*** DATA TO USE Section Begins ***

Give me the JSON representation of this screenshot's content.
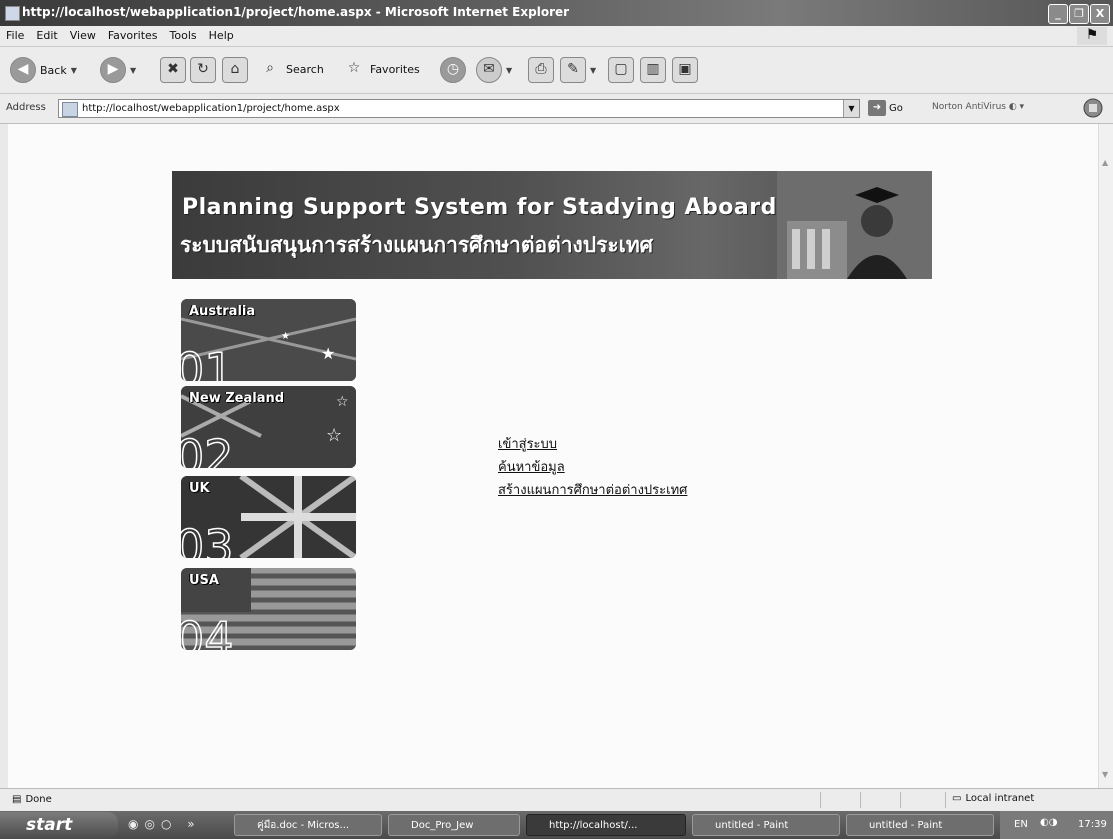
{
  "window": {
    "title": "http://localhost/webapplication1/project/home.aspx - Microsoft Internet Explorer",
    "controls": [
      "_",
      "❐",
      "X"
    ]
  },
  "menu": [
    "File",
    "Edit",
    "View",
    "Favorites",
    "Tools",
    "Help"
  ],
  "toolbar": {
    "back_label": "Back",
    "search_label": "Search",
    "favorites_label": "Favorites"
  },
  "address": {
    "label": "Address",
    "url": "http://localhost/webapplication1/project/home.aspx",
    "go_label": "Go",
    "norton_label": "Norton AntiVirus"
  },
  "banner": {
    "title_en": "Planning Support System for Stadying Aboard",
    "title_th": "ระบบสนับสนุนการสร้างแผนการศึกษาต่อต่างประเทศ"
  },
  "countries": [
    {
      "name": "Australia",
      "number": "01"
    },
    {
      "name": "New Zealand",
      "number": "02"
    },
    {
      "name": "UK",
      "number": "03"
    },
    {
      "name": "USA",
      "number": "04"
    }
  ],
  "links": {
    "login": "เข้าสู่ระบบ",
    "search": "ค้นหาข้อมูล",
    "create_plan": "สร้างแผนการศึกษาต่อต่างประเทศ"
  },
  "status": {
    "left": "Done",
    "zone": "Local intranet"
  },
  "taskbar": {
    "start_label": "start",
    "tasks": [
      "คู่มือ.doc - Micros...",
      "Doc_Pro_Jew",
      "http://localhost/...",
      "untitled - Paint",
      "untitled - Paint"
    ],
    "lang": "EN",
    "clock": "17:39"
  }
}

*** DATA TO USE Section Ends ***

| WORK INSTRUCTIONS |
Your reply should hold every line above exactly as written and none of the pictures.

| FINISHED EXERCISE |
Give me the JSON representation of this screenshot's content.
{
  "window": {
    "title": "http://localhost/webapplication1/project/home.aspx - Microsoft Internet Explorer",
    "controls": [
      "_",
      "❐",
      "X"
    ]
  },
  "menu": [
    "File",
    "Edit",
    "View",
    "Favorites",
    "Tools",
    "Help"
  ],
  "toolbar": {
    "back_label": "Back",
    "search_label": "Search",
    "favorites_label": "Favorites"
  },
  "address": {
    "label": "Address",
    "url": "http://localhost/webapplication1/project/home.aspx",
    "go_label": "Go",
    "norton_label": "Norton AntiVirus"
  },
  "banner": {
    "title_en": "Planning Support System for Stadying Aboard",
    "title_th": "ระบบสนับสนุนการสร้างแผนการศึกษาต่อต่างประเทศ"
  },
  "countries": [
    {
      "name": "Australia",
      "number": "01"
    },
    {
      "name": "New Zealand",
      "number": "02"
    },
    {
      "name": "UK",
      "number": "03"
    },
    {
      "name": "USA",
      "number": "04"
    }
  ],
  "links": {
    "login": "เข้าสู่ระบบ",
    "search": "ค้นหาข้อมูล",
    "create_plan": "สร้างแผนการศึกษาต่อต่างประเทศ"
  },
  "status": {
    "left": "Done",
    "zone": "Local intranet"
  },
  "taskbar": {
    "start_label": "start",
    "tasks": [
      "คู่มือ.doc - Micros...",
      "Doc_Pro_Jew",
      "http://localhost/...",
      "untitled - Paint",
      "untitled - Paint"
    ],
    "lang": "EN",
    "clock": "17:39"
  }
}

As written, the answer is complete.